  3. […] Polio vaccination and eradication – going past the drops Polio, as soon as a illness feared around the globe, has turn into a worldwide success story for vaccines. Earlier than the race for international polio eradication, youngsters all over the world have been weak to this devastating and incurable illness that always led to paralysis … Learn extra on UNICEF Connect (blog) […]

  4. The eradication of polio began with early pilot programs by Rotary in the Philippines. The Rotary Club of Mabalacat in the province of Pampanga held the first organized inoculations in 1983. That pilot program led to the development and manual which was used for many future vaccinations. I am greatly concerned that no attention as been given to the efforts made by Rotary International and the thousands of RotaryClubs to the lengthly road they have traveled in eliminating polio. If the political leaders of a few countries would eliminate the resistance toward inoculations in their country, this crippling disease would no longer exist..

    1. Dear Ron, thank you for your comment. Without the work of numerous partners all around the world, the gains that have been made against polio would not have been possible.

  5. Meg, I echoed all Rotarians regarding our fund raising efforts regarding Polio. It is sad that UNICEF did not even mentioned the role of Rotary in the fight for eradicating polio. What a shame! My club, Rotary of Petion Ville in Haiti raises money every year for polio on Polio day. This year we send over 7,000$ to the Polio Fund.

  6. Dear Marlene, thank you for sharing your views. We fully acknowledge the work that numerous organizations all around the world have done towards polio eradication. In all the countries where we work, we do so in collaboration with partners at all levels – and achieving our desired vision for children is only possible if everyone else is working towards it too.

  7. Thank you for sharing these comments.

    UNICEF honors the contributions of all organizations working towards our common goal of polio eradication.

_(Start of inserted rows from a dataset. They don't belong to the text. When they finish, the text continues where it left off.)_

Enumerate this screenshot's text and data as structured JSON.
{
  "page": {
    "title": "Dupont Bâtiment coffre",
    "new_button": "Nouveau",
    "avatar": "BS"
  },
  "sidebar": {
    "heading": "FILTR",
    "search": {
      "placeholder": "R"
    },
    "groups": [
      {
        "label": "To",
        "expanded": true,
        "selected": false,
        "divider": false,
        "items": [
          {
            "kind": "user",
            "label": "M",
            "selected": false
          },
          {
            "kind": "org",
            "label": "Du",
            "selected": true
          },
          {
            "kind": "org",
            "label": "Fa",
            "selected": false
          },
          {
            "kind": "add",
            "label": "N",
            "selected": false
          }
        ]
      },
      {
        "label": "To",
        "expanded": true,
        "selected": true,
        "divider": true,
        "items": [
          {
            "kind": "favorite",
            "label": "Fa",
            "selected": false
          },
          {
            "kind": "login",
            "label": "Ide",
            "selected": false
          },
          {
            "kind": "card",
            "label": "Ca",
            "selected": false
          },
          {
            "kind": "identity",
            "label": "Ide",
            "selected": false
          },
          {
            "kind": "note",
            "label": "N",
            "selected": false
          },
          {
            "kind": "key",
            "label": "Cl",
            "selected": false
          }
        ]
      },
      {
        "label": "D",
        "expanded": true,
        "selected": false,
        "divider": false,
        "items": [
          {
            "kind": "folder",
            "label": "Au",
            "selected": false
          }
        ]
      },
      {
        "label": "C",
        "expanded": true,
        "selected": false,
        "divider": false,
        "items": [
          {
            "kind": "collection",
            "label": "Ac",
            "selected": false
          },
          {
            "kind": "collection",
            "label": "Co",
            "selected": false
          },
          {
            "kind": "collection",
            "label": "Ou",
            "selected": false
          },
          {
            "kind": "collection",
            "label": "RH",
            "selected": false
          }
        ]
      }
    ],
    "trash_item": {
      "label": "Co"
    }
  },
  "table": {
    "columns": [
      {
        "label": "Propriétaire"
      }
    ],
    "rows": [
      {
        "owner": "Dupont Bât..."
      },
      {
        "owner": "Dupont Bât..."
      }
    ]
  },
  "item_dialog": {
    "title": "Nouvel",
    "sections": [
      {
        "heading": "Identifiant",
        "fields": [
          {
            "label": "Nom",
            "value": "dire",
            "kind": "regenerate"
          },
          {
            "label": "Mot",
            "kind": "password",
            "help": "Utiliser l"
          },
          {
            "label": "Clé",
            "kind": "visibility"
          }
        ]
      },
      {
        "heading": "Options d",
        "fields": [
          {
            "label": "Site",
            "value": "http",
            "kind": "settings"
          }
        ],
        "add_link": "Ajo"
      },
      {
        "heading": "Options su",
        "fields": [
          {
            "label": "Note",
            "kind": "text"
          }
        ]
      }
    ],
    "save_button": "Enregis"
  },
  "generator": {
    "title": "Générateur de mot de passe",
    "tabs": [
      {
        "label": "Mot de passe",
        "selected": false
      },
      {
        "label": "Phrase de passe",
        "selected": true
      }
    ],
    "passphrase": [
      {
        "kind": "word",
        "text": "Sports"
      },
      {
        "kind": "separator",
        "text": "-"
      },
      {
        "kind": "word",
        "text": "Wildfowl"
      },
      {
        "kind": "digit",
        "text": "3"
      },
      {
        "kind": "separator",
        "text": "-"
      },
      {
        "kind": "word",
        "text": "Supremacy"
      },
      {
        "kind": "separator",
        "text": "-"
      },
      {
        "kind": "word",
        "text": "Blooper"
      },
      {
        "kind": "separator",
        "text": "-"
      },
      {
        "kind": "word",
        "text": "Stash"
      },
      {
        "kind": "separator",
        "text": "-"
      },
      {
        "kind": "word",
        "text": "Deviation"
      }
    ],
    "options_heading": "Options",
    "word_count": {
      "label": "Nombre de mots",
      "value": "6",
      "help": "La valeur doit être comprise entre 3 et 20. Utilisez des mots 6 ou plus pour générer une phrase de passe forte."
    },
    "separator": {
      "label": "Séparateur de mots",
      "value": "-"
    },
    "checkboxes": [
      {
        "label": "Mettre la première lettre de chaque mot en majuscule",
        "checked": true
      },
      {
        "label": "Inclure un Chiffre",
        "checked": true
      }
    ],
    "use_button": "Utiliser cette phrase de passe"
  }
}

The historic progress made to protect children against polio would not have been possible without the tireless efforts of international, national and local partners around the world.

    The World Health Assembly called for polio eradication in 1988. That year, there were an estimated 350 000 polio cases. Twenty-six years later, the number of polio cases has decreased by over 99%, with 359 cases caused by wild poliovirus reported in 2014. Today, only three countries (Afghanistan, Nigeria and Pakistan) remain polio-endemic, down from over 125 in 1988. This amazing achievement is thanks to the power of immunization and a unique collaboration under the “Global Polio Eradication Initiative”.

    The Global Polio Eradication Initiative (GPEI) is a partnership spearheaded by UNICEF, the World Health Organization, Rotary International, the U.S. Centers for Disease Control and Prevention (CDC) and the Bill and Melinda Gates Foundation, supporting governments in the pledge they made in 1988 to achieve a polio free world. When GPEI was established, it built heavily on Rotary’s Polio Plus program, that had been launched several years earlier, and which remains key to the polio eradication drive. The Global Polio Eradication Initiative has since grown to become the largest public health initiative the world has ever known. Rotary continues to play a key role in mobilizing resources and communities and advocating for this noble cause. Other major international partners include USAID, the UN Foundation and Gavi, the Vaccine Alliance.

    To protect all children and stay on track for polio eradication, our partnership and our joint commitment is more important than ever as we race to introduce IPV in over 100 countries around the world by the end of 2015.